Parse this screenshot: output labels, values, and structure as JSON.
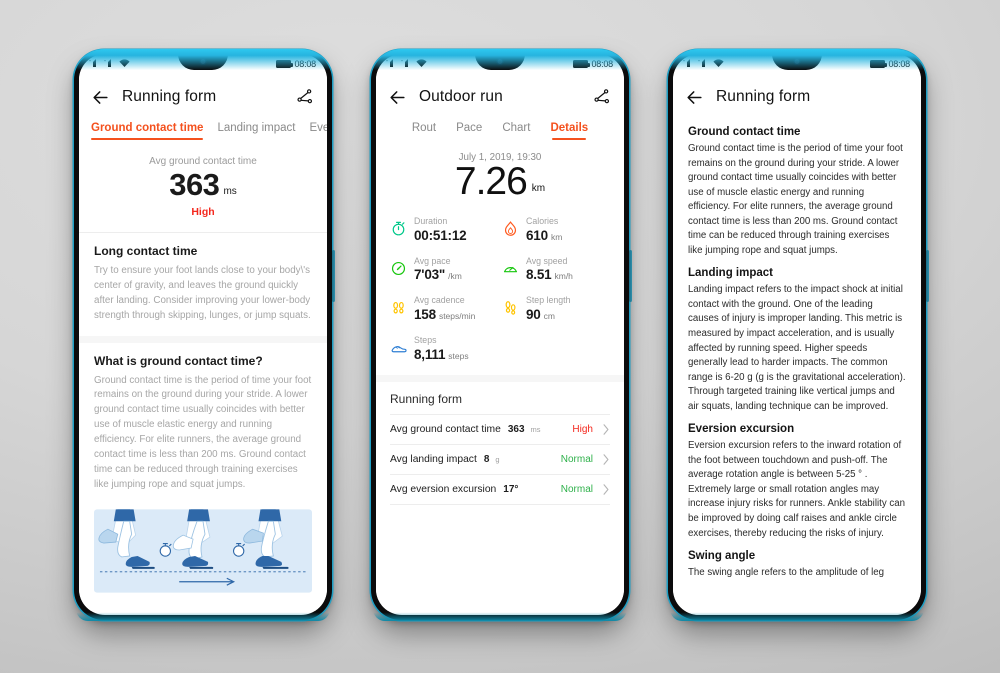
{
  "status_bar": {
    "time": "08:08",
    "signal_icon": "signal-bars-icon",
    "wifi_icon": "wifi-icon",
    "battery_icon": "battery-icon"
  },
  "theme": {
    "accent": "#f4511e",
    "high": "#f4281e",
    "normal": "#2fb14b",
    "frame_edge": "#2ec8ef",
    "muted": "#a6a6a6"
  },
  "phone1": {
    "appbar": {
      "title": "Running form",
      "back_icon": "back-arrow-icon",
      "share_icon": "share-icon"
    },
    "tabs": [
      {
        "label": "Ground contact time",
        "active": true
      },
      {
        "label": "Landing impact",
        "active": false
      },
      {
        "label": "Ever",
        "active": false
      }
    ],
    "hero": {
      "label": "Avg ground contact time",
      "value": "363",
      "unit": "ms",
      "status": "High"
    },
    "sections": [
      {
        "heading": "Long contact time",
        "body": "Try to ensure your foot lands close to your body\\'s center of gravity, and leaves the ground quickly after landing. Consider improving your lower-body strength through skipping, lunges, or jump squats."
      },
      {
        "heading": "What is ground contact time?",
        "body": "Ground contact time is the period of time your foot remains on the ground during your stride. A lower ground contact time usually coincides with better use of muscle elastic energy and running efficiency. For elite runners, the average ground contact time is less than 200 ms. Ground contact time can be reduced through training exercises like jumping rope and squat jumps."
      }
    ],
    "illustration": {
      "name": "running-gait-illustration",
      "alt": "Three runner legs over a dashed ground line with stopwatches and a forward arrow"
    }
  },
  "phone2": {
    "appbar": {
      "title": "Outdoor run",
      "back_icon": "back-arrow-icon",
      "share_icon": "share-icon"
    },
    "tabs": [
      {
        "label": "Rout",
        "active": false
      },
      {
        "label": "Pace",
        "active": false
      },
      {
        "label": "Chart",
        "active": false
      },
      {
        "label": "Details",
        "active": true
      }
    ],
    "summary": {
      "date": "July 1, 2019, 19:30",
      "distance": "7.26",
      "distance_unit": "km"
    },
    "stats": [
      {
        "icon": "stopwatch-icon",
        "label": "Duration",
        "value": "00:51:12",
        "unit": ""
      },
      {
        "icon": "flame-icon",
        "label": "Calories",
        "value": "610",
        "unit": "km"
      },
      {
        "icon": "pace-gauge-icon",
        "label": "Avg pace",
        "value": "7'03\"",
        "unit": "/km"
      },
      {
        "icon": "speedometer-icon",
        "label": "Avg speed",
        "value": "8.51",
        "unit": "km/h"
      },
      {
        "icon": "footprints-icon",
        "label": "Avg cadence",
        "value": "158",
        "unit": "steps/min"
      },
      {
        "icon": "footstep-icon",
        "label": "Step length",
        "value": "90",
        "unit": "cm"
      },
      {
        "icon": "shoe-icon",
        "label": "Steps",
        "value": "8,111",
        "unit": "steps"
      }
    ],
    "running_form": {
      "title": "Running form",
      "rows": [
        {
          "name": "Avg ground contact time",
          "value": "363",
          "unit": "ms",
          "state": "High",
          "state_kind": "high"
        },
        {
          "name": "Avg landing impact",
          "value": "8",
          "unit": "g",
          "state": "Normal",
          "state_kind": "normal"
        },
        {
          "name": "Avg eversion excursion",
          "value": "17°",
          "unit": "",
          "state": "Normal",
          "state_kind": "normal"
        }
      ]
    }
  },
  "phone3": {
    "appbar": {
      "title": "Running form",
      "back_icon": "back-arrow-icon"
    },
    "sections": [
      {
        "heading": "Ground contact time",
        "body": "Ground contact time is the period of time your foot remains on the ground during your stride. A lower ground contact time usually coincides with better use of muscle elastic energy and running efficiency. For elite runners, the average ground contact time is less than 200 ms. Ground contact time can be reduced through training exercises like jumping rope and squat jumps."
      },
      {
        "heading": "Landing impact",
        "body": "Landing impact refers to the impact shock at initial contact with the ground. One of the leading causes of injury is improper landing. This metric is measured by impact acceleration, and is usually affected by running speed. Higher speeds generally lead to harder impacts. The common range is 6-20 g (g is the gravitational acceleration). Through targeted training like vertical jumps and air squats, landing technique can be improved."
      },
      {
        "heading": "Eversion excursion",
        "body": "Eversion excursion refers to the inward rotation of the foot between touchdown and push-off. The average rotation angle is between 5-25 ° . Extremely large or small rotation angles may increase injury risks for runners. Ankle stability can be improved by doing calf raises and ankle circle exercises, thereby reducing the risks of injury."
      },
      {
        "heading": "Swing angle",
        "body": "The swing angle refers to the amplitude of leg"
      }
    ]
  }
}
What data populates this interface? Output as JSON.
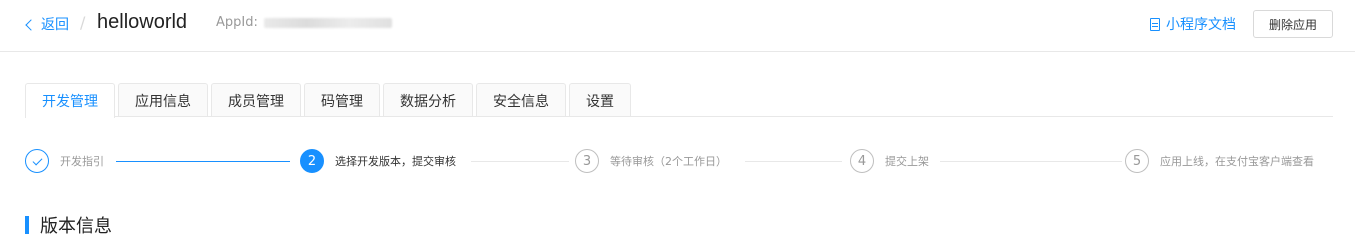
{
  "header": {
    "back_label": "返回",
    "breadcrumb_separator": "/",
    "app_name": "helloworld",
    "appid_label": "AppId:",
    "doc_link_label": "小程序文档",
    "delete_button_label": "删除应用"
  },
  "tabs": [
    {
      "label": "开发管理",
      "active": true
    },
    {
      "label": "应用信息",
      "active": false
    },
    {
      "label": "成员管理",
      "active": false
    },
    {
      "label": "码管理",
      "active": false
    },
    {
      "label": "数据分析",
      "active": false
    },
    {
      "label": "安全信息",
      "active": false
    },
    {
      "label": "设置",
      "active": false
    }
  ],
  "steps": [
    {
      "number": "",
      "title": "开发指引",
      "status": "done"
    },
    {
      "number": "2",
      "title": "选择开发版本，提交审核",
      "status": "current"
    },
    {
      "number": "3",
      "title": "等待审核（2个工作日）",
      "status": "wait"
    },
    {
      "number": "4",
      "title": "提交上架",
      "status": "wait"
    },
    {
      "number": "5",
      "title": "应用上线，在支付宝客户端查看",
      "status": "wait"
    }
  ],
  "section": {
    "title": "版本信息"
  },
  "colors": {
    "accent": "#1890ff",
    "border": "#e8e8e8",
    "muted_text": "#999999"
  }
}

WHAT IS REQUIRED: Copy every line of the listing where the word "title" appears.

WRITTEN RESPONSE:
      "title": "Running form",
      "title": "Outdoor run",
      "title": "Running form",
      "title": "Running form",
      "title": "开发指引",
      "title": "选择开发版本，提交审核",
      "title": "等待审核（2个工作日）",
      "title": "提交上架",
      "title": "应用上线，在支付宝客户端查看",
    "title": "版本信息"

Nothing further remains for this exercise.